- _Task data_
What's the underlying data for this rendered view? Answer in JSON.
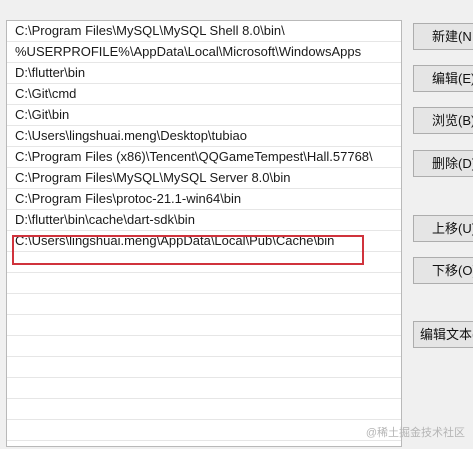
{
  "paths": [
    "C:\\Program Files\\MySQL\\MySQL Shell 8.0\\bin\\",
    "%USERPROFILE%\\AppData\\Local\\Microsoft\\WindowsApps",
    "D:\\flutter\\bin",
    "C:\\Git\\cmd",
    "C:\\Git\\bin",
    "C:\\Users\\lingshuai.meng\\Desktop\\tubiao",
    "C:\\Program Files (x86)\\Tencent\\QQGameTempest\\Hall.57768\\",
    "C:\\Program Files\\MySQL\\MySQL Server 8.0\\bin",
    "C:\\Program Files\\protoc-21.1-win64\\bin",
    "D:\\flutter\\bin\\cache\\dart-sdk\\bin",
    "C:\\Users\\lingshuai.meng\\AppData\\Local\\Pub\\Cache\\bin"
  ],
  "buttons": {
    "new": "新建(N",
    "edit": "编辑(E)",
    "browse": "浏览(B)...",
    "delete": "删除(D)",
    "move_up": "上移(U)",
    "move_down": "下移(O)",
    "edit_text": "编辑文本(T)"
  },
  "watermark": "@稀土掘金技术社区",
  "colors": {
    "highlight": "#d0333c"
  }
}
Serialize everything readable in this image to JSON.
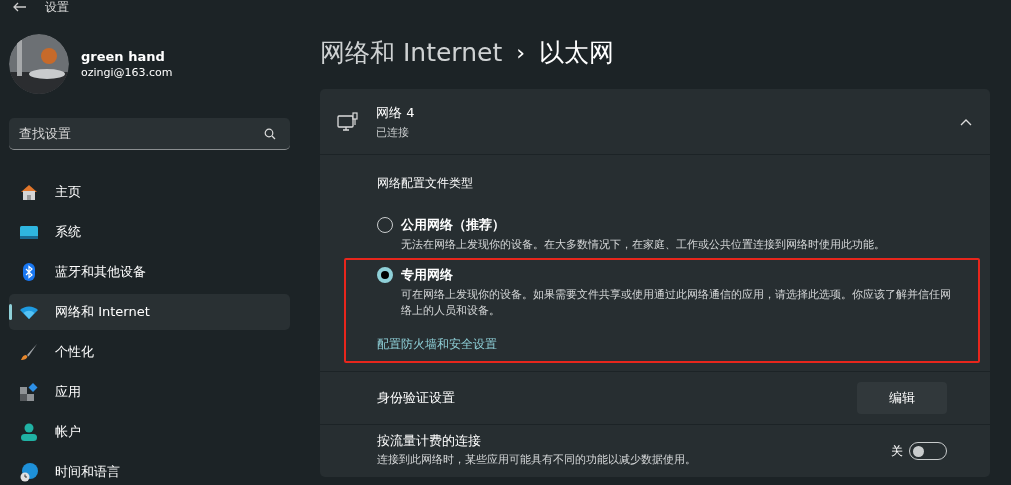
{
  "window": {
    "title": "设置"
  },
  "user": {
    "name": "green hand",
    "email": "ozingi@163.com"
  },
  "search": {
    "placeholder": "查找设置"
  },
  "sidebar": {
    "items": [
      {
        "label": "主页",
        "kind": "home",
        "selected": false
      },
      {
        "label": "系统",
        "kind": "system",
        "selected": false
      },
      {
        "label": "蓝牙和其他设备",
        "kind": "bluetooth",
        "selected": false
      },
      {
        "label": "网络和 Internet",
        "kind": "network",
        "selected": true
      },
      {
        "label": "个性化",
        "kind": "personalize",
        "selected": false
      },
      {
        "label": "应用",
        "kind": "apps",
        "selected": false
      },
      {
        "label": "帐户",
        "kind": "account",
        "selected": false
      },
      {
        "label": "时间和语言",
        "kind": "time",
        "selected": false
      }
    ]
  },
  "breadcrumb": {
    "parent": "网络和 Internet",
    "separator": "›",
    "current": "以太网"
  },
  "network": {
    "name": "网络 4",
    "status": "已连接",
    "expanded": true
  },
  "profile": {
    "heading": "网络配置文件类型",
    "options": [
      {
        "title": "公用网络（推荐）",
        "description": "无法在网络上发现你的设备。在大多数情况下，在家庭、工作或公共位置连接到网络时使用此功能。",
        "selected": false,
        "highlighted": false
      },
      {
        "title": "专用网络",
        "description": "可在网络上发现你的设备。如果需要文件共享或使用通过此网络通信的应用，请选择此选项。你应该了解并信任网络上的人员和设备。",
        "selected": true,
        "highlighted": true
      }
    ],
    "link": "配置防火墙和安全设置"
  },
  "auth": {
    "label": "身份验证设置",
    "button": "编辑"
  },
  "metered": {
    "title": "按流量计费的连接",
    "description": "连接到此网络时，某些应用可能具有不同的功能以减少数据使用。",
    "toggle_label": "关",
    "on": false
  }
}
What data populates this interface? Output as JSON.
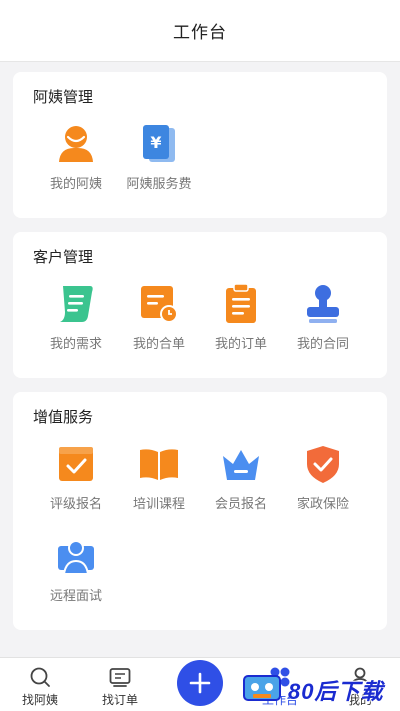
{
  "header": {
    "title": "工作台"
  },
  "sections": [
    {
      "title": "阿姨管理",
      "items": [
        {
          "label": "我的阿姨",
          "icon": "nanny-avatar-icon",
          "color": "#f5891d"
        },
        {
          "label": "阿姨服务费",
          "icon": "yuan-fee-icon",
          "color": "#3d86e0"
        }
      ]
    },
    {
      "title": "客户管理",
      "items": [
        {
          "label": "我的需求",
          "icon": "scroll-note-icon",
          "color": "#3bc48f"
        },
        {
          "label": "我的合单",
          "icon": "calendar-clock-icon",
          "color": "#f5891d"
        },
        {
          "label": "我的订单",
          "icon": "clipboard-icon",
          "color": "#f5891d"
        },
        {
          "label": "我的合同",
          "icon": "stamp-icon",
          "color": "#3d6ee0"
        }
      ]
    },
    {
      "title": "增值服务",
      "items": [
        {
          "label": "评级报名",
          "icon": "check-calendar-icon",
          "color": "#f5891d"
        },
        {
          "label": "培训课程",
          "icon": "open-book-icon",
          "color": "#f5891d"
        },
        {
          "label": "会员报名",
          "icon": "crown-icon",
          "color": "#4b8ef0"
        },
        {
          "label": "家政保险",
          "icon": "shield-check-icon",
          "color": "#f26b3a"
        },
        {
          "label": "远程面试",
          "icon": "video-interview-icon",
          "color": "#4b8ef0"
        }
      ]
    }
  ],
  "tabbar": {
    "items": [
      {
        "label": "找阿姨",
        "icon": "search-icon"
      },
      {
        "label": "找订单",
        "icon": "message-box-icon"
      },
      {
        "label": "工作台",
        "icon": "workbench-icon",
        "color": "#2f4fe6"
      },
      {
        "label": "我的",
        "icon": "user-icon"
      }
    ],
    "fab_icon": "plus-icon",
    "accent": "#2f4fe6"
  },
  "watermark": {
    "text": "80后下载"
  }
}
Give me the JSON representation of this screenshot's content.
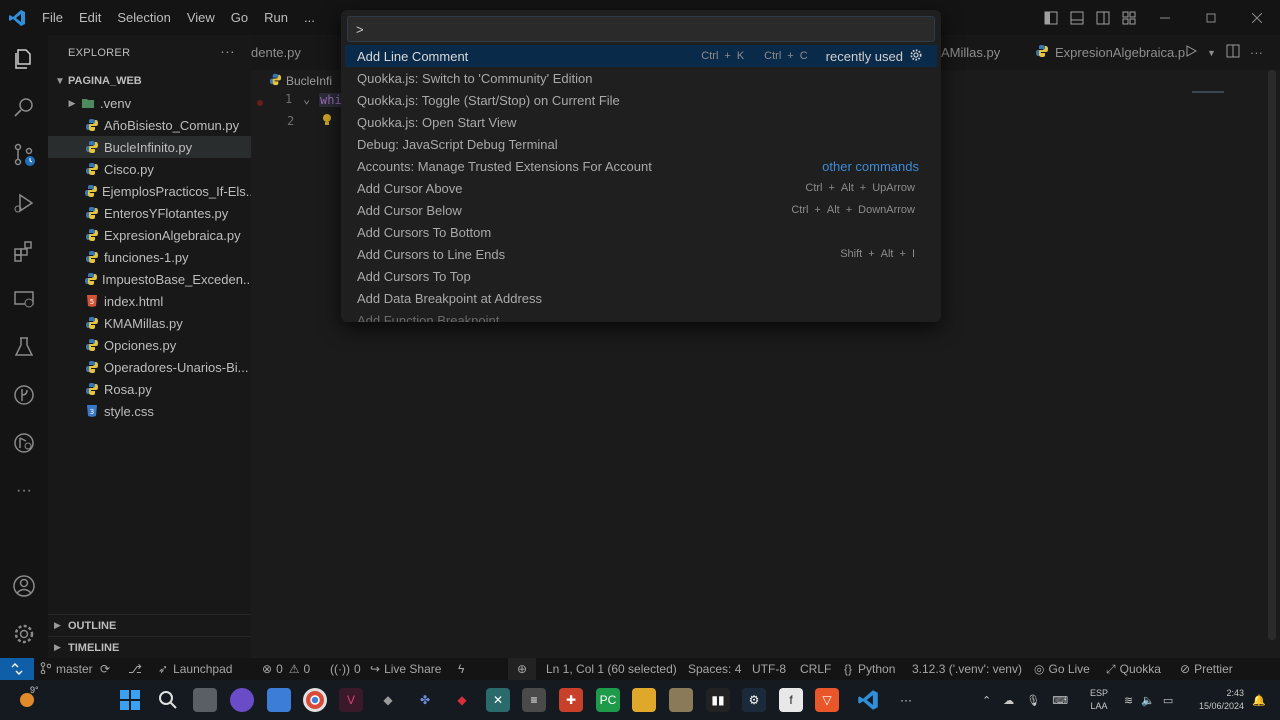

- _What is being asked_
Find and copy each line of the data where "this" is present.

- _Finished task_
What's the underlying data for this rendered view? Answer in JSON.
Serialize everything readable in this image to JSON.
What data populates this interface? Output as JSON.
Give me the JSON representation of this screenshot's content.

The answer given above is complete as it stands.